Paul Ormerod at Evonomics: “….The recognition of the fundamental importance of networks for outcomes in the modern social and economic worlds does not mean that governments are powerless. Instead it calls for smarter government rather than no government. It almost certainly means fewer state bureaucrats, working in an outdated intellectual framework, searching for the elusive silver bullet which is guaranteed to solve a problem.

The silver bullet of this approach is that there are no silver bullets. Instead, we need to rely much more on the processes of experimentation and discovery. A key influence on behaviour in many social and economic contexts is the prevailing social norm in the relevant network, which emerges from the interactions of the individuals who comprise the network. But there are no levers, no magic buttons to press, which will guarantee that social norms can be altered in ways which the policymaker desires. We can only discover what works by experiment.

This does not mean that we are operating in the dark, that the success or otherwise of a policy is merely a matter of chance. The more knowledge we have of how people are connected on the relevant network, of who might influence whom and when, the more chance a policy has of succeeding. Much of this knowledge is held at decentralised levels in tacit form, a form which is hard or even impossible to codify. But it is crucial to how most social and economic systems work in practice.

Our current political institutions are to a large extent based on the vision of society and the economy operating like machines, populated by economically rational agents. This view of the world leads to centralised bureaucracies and centralised decision-making. We live in a society where decisions are made through several layers of bureaucracy, in both the public and private sectors. On the whole, this leads to decisions that are insensitive to local (micro) conditions, and which are insensitive to society as it changes.

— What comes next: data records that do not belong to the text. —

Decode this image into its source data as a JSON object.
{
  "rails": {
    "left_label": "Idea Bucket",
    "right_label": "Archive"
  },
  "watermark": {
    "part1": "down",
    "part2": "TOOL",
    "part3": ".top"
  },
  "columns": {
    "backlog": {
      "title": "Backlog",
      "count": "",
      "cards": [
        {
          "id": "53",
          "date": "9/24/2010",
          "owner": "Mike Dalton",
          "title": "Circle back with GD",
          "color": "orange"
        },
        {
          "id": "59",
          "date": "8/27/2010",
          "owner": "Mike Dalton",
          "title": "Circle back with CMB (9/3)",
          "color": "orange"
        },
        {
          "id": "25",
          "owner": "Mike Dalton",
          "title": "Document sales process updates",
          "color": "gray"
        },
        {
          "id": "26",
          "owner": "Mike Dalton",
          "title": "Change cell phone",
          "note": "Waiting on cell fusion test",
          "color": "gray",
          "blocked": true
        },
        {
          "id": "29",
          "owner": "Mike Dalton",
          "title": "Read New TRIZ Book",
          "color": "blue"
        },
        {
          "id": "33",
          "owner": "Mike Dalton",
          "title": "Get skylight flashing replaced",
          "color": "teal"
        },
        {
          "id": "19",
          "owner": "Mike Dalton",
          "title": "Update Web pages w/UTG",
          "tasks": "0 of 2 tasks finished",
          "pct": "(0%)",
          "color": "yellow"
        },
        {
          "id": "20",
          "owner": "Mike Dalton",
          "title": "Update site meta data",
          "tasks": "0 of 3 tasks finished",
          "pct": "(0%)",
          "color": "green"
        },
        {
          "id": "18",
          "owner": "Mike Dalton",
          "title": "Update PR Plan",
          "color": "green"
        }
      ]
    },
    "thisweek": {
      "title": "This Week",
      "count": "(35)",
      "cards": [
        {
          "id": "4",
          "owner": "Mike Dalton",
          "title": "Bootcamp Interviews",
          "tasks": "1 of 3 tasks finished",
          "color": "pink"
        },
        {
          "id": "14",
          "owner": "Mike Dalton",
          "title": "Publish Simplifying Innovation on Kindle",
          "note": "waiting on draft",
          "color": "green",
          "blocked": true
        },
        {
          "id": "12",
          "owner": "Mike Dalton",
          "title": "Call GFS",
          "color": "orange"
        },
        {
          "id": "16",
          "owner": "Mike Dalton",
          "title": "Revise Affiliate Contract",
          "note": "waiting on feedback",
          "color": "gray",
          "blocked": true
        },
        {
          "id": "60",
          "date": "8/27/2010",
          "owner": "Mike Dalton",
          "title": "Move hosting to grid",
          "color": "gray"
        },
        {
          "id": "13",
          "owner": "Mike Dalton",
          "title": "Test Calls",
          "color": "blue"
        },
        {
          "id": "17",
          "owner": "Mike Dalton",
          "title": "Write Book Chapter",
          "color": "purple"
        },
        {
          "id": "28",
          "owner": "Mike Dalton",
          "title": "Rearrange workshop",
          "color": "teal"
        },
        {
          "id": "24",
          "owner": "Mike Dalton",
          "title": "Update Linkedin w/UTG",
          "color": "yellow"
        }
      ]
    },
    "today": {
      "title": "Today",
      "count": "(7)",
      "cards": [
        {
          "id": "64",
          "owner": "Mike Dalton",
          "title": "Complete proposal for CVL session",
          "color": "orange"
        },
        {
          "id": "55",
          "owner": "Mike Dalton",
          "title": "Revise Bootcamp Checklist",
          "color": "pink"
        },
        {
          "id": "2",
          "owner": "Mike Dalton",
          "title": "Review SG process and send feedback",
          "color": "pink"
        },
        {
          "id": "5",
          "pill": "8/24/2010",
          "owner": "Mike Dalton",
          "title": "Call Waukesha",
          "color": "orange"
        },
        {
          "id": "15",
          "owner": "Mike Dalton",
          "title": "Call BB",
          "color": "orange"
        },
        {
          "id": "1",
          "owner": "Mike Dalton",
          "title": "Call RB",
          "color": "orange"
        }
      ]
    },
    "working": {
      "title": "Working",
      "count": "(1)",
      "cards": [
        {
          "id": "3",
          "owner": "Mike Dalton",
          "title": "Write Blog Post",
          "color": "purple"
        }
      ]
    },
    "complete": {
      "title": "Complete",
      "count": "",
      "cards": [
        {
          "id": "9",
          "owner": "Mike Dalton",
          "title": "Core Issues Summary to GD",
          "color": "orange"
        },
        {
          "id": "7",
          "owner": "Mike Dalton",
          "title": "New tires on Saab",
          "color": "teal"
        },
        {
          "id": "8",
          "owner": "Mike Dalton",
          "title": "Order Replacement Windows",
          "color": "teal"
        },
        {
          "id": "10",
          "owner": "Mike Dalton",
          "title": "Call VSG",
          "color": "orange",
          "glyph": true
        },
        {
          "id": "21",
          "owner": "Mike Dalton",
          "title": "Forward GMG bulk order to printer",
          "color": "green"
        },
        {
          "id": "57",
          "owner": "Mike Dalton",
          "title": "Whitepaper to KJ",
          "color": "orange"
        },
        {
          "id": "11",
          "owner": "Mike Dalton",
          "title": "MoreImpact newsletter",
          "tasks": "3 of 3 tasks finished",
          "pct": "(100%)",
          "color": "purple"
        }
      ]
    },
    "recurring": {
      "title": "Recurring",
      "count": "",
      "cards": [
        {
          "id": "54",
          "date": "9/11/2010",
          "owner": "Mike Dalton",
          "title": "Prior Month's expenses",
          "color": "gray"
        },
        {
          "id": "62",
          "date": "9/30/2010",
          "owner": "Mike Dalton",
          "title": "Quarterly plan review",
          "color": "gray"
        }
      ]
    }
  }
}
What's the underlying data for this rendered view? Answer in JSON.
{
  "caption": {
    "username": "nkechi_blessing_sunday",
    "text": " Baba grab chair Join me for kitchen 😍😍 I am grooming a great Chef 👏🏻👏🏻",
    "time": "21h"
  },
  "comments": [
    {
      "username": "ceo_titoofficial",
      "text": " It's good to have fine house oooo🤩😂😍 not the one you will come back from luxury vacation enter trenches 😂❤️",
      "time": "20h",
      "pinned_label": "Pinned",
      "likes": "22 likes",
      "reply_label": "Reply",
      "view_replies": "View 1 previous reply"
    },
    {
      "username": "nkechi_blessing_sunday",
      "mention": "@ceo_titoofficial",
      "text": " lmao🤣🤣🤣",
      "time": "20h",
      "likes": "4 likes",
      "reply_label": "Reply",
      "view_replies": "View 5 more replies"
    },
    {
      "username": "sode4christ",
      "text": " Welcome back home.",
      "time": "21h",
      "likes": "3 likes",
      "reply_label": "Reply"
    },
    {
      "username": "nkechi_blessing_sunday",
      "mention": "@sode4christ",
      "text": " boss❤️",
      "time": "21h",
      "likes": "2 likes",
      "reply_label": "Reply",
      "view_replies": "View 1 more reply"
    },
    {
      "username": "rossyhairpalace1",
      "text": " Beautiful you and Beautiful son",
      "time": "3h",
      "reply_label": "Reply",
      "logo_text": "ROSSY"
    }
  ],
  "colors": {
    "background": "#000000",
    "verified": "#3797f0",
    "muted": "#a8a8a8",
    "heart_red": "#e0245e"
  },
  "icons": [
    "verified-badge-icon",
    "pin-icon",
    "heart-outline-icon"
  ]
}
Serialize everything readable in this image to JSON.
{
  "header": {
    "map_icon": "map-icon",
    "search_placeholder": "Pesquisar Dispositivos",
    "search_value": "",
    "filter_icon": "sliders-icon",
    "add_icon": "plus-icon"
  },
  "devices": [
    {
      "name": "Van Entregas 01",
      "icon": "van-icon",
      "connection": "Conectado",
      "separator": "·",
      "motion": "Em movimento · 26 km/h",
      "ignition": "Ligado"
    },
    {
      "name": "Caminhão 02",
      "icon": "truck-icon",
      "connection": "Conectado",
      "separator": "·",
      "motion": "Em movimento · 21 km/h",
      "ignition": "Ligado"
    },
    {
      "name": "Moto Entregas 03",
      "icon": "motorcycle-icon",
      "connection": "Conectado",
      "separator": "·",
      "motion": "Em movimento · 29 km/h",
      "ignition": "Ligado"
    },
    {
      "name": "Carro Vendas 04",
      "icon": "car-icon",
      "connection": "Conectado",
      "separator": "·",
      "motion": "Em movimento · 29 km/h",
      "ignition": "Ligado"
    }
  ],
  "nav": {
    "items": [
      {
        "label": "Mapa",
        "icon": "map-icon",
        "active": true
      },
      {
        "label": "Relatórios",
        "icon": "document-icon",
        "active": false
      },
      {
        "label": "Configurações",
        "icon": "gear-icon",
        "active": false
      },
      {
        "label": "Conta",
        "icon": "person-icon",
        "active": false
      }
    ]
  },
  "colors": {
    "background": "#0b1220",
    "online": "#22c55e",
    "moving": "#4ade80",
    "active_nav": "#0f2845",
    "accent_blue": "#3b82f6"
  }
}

A lack of both resilience and robustness is a characteristic feature of such approaches to social and economic management. Structures, rules, regulations, incentives are put in place in the belief that a desired outcome can be achieved, that a potential crisis can be predicted and forestalled by such policies. As the recent financial crisis illustrates only too well, this view of the world is ill-suited to creating systems which are resilient when unexpected shocks occur, and which exhibit robustness in their ability to recover from the shock. The focus of policy needs to shift away from prediction and control. We can never predict the unpredictable. Instead, we need systems which exhibit resilience and robustness together with the ability to adapt and respond well to unpredictable future events….(More) Adapted from Complex New World: Translating new economic thinking into public policy, published by the Institute for Public Policy Research (IPPR).